Shih Yün-yü had among his friends a cousin, the bibliophile Huang P'ei-lieh [q. v.], and the scholar, Wang Ch'i-sun 王芑孫 (T. 念豐, H. 惕甫, 1755–1818). Like them he was interested in book collecting—his library, Ling-po ko 凌波閣, containing more than forty thousand chüan. Another friend, Shên Fu [q. v.], was his secretary in the years 1805–06. During the celebration of the Chinese New Year in 1822, Shih invited to a dinner-party three men who, like himself, held the chuang-yüan degree. It was an unusual occasion, not only because four chuang-yüan seldom gathered outside of Peking, but also because all four came from the same city of Soochow. The three men were P'an Shih-ên [q. v.], chuang-yüan of 1793; Wu T'ing-ch'ên 吳廷琛 (T. 震南, H. 棣華, 1773–1844), chuang-yüan of 1802; and Wu Hsin-chung 吳信中 (T. 靄人, H. 閱甫), chuang-yüan of 1808. Several poems written by them on this occasion were printed by Huang P'ei-lieh in 1824 under the title 狀元會唱和詩 Chuang-yüan hui ch'ang-ho shih.

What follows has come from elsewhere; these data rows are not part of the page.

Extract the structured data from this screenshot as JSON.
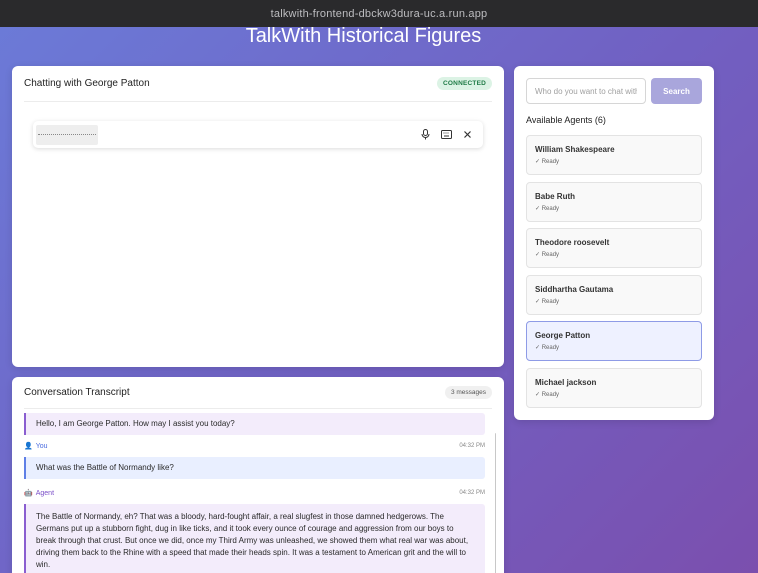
{
  "browser": {
    "url": "talkwith-frontend-dbckw3dura-uc.a.run.app"
  },
  "app": {
    "title": "TalkWith Historical Figures"
  },
  "chat": {
    "title": "Chatting with George Patton",
    "status": "CONNECTED",
    "voice_bar": {
      "icons": [
        "microphone-icon",
        "keyboard-icon",
        "close-icon"
      ]
    }
  },
  "transcript": {
    "title": "Conversation Transcript",
    "count": "3 messages",
    "messages": [
      {
        "role": "agent",
        "text": "Hello, I am George Patton. How may I assist you today?"
      },
      {
        "role": "user",
        "label": "You",
        "time": "04:32 PM",
        "text": "What was the Battle of Normandy like?"
      },
      {
        "role": "agent",
        "label": "Agent",
        "time": "04:32 PM",
        "text": "The Battle of Normandy, eh? That was a bloody, hard-fought affair, a real slugfest in those damned hedgerows. The Germans put up a stubborn fight, dug in like ticks, and it took every ounce of courage and aggression from our boys to break through that crust. But once we did, once my Third Army was unleashed, we showed them what real war was about, driving them back to the Rhine with a speed that made their heads spin. It was a testament to American grit and the will to win."
      }
    ]
  },
  "search": {
    "placeholder": "Who do you want to chat with?",
    "button_label": "Search"
  },
  "agents": {
    "heading": "Available Agents (6)",
    "items": [
      {
        "name": "William Shakespeare",
        "status": "✓ Ready"
      },
      {
        "name": "Babe Ruth",
        "status": "✓ Ready"
      },
      {
        "name": "Theodore roosevelt",
        "status": "✓ Ready"
      },
      {
        "name": "Siddhartha Gautama",
        "status": "✓ Ready"
      },
      {
        "name": "George Patton",
        "status": "✓ Ready",
        "active": true
      },
      {
        "name": "Michael jackson",
        "status": "✓ Ready"
      }
    ]
  }
}
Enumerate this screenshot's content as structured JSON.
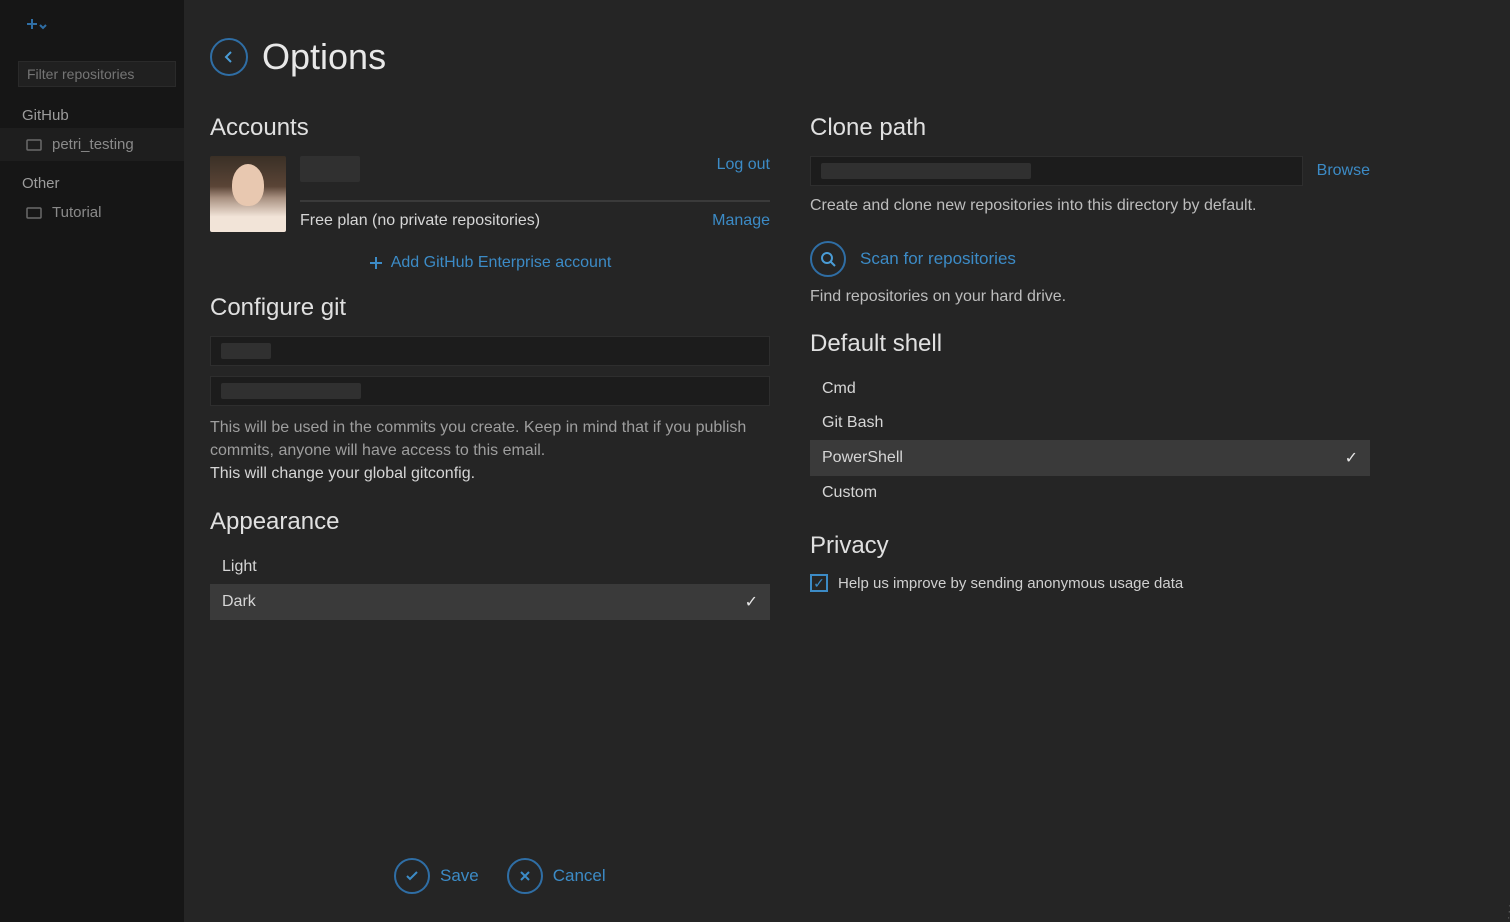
{
  "window": {
    "minimize_icon": "–",
    "maximize_icon": "□",
    "close_icon": "✕"
  },
  "sidebar": {
    "filter_placeholder": "Filter repositories",
    "groups": [
      {
        "label": "GitHub",
        "items": [
          {
            "label": "petri_testing",
            "active": true
          }
        ]
      },
      {
        "label": "Other",
        "items": [
          {
            "label": "Tutorial",
            "active": false
          }
        ]
      }
    ]
  },
  "header": {
    "title": "Options"
  },
  "accounts": {
    "heading": "Accounts",
    "logout_label": "Log out",
    "plan_text": "Free plan (no private repositories)",
    "manage_label": "Manage",
    "add_enterprise_label": "Add GitHub Enterprise account"
  },
  "git": {
    "heading": "Configure git",
    "help1": "This will be used in the commits you create. Keep in mind that if you publish commits, anyone will have access to this email.",
    "help2": "This will change your global gitconfig."
  },
  "appearance": {
    "heading": "Appearance",
    "options": [
      {
        "label": "Light",
        "selected": false
      },
      {
        "label": "Dark",
        "selected": true
      }
    ]
  },
  "clone": {
    "heading": "Clone path",
    "browse_label": "Browse",
    "caption": "Create and clone new repositories into this directory by default.",
    "scan_label": "Scan for repositories",
    "scan_caption": "Find repositories on your hard drive."
  },
  "shell": {
    "heading": "Default shell",
    "options": [
      {
        "label": "Cmd",
        "selected": false
      },
      {
        "label": "Git Bash",
        "selected": false
      },
      {
        "label": "PowerShell",
        "selected": true
      },
      {
        "label": "Custom",
        "selected": false
      }
    ]
  },
  "privacy": {
    "heading": "Privacy",
    "checkbox_label": "Help us improve by sending anonymous usage data",
    "checked": true
  },
  "footer": {
    "save_label": "Save",
    "cancel_label": "Cancel"
  }
}
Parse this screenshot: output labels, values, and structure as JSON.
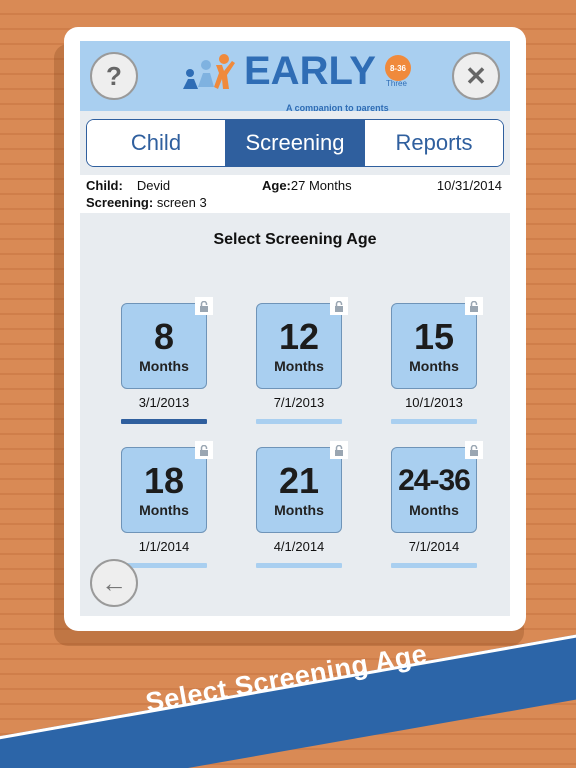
{
  "header": {
    "help_label": "?",
    "close_label": "✕",
    "logo_word": "EARLY",
    "logo_badge": "8-36",
    "logo_three": "Three",
    "tagline": "A companion to parents"
  },
  "tabs": [
    {
      "label": "Child",
      "active": false
    },
    {
      "label": "Screening",
      "active": true
    },
    {
      "label": "Reports",
      "active": false
    }
  ],
  "info": {
    "child_label": "Child:",
    "child_value": "Devid",
    "age_label": "Age:",
    "age_value": "27 Months",
    "date": "10/31/2014",
    "screening_label": "Screening:",
    "screening_value": "screen 3"
  },
  "screening": {
    "title": "Select Screening Age",
    "ages": [
      {
        "number": "8",
        "unit": "Months",
        "date": "3/1/2013",
        "selected": true
      },
      {
        "number": "12",
        "unit": "Months",
        "date": "7/1/2013",
        "selected": false
      },
      {
        "number": "15",
        "unit": "Months",
        "date": "10/1/2013",
        "selected": false
      },
      {
        "number": "18",
        "unit": "Months",
        "date": "1/1/2014",
        "selected": false
      },
      {
        "number": "21",
        "unit": "Months",
        "date": "4/1/2014",
        "selected": false
      },
      {
        "number": "24-36",
        "unit": "Months",
        "date": "7/1/2014",
        "selected": false
      }
    ]
  },
  "back_label": "←",
  "banner": {
    "text": "Select Screening Age"
  },
  "colors": {
    "brand_blue": "#2f5f9e",
    "light_blue": "#a9cff0",
    "accent_orange": "#f08a3c",
    "background_wood": "#d98a55"
  },
  "icons": {
    "help": "question-icon",
    "close": "close-icon",
    "lock": "lock-icon",
    "back": "arrow-left-icon"
  }
}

[2/72/51b; 3/195/30a; 20/3/00; Tu-hsüeh lu shih wên kao 四稿, 文2/21b, 池上集1/7b; Yeh Tê-hui (see under Chu I-tsun) 郎園讀書志 Hsi-yüan tu-shu chih 14/8b.]

Fang Chao-ying